++++ INPUT MATERIAL ++++

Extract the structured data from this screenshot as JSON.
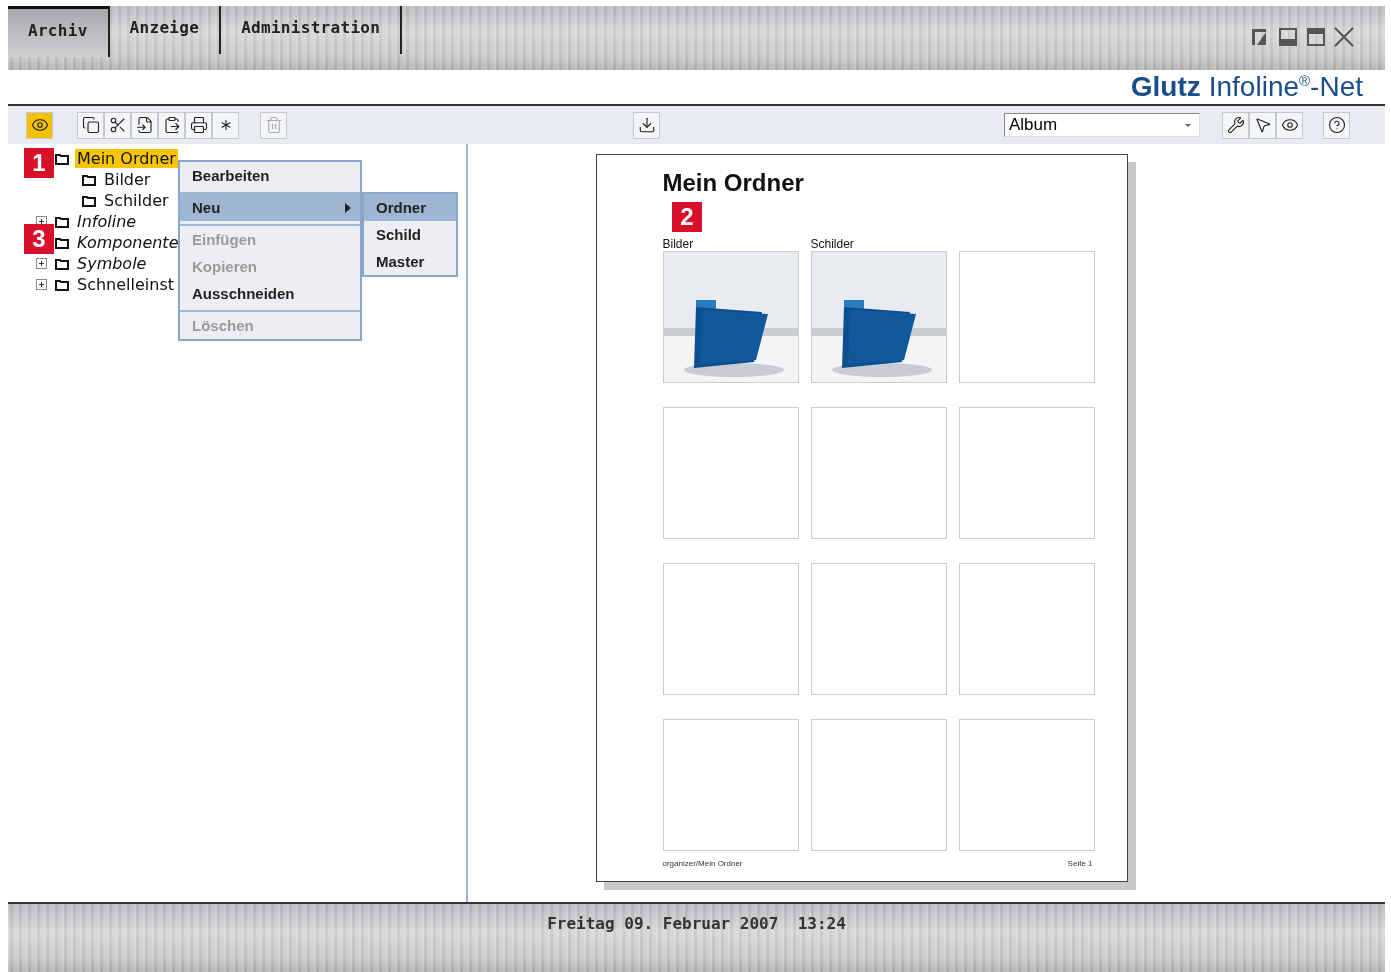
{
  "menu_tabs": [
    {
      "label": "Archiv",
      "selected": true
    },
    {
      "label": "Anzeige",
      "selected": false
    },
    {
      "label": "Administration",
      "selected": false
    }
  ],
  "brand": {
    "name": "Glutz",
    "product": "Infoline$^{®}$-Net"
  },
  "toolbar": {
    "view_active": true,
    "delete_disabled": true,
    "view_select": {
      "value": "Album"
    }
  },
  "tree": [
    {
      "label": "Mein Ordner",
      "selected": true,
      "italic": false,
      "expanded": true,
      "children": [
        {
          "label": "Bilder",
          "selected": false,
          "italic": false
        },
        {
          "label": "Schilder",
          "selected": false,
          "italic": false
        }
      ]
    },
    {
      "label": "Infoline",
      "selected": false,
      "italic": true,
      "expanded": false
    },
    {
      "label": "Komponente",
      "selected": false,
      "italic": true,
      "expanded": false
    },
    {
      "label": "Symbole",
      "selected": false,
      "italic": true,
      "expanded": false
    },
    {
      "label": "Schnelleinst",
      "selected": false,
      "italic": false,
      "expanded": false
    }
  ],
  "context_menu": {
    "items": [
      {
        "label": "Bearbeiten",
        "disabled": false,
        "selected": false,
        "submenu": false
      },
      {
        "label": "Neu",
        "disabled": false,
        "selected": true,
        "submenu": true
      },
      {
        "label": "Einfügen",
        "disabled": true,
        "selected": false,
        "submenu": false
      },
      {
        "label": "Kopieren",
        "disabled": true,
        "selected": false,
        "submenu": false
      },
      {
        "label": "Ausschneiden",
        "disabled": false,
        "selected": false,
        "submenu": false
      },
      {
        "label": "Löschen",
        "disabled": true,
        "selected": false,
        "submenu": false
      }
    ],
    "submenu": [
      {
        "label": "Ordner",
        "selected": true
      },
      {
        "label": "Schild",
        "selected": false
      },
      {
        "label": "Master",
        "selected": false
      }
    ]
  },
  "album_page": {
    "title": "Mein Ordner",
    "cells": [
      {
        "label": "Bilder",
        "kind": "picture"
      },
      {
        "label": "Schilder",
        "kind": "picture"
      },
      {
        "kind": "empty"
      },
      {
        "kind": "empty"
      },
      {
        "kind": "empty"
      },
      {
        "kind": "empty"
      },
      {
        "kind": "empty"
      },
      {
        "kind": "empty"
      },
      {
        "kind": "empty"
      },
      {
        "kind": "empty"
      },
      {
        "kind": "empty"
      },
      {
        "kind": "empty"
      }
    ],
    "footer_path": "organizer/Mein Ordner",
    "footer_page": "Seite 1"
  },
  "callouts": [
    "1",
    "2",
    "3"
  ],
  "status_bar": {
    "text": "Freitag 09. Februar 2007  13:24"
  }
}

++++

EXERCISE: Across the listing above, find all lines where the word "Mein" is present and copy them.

RESULT OF THE EXERCISE:
      "label": "Mein Ordner",
    "title": "Mein Ordner",
    "footer_path": "organizer/Mein Ordner",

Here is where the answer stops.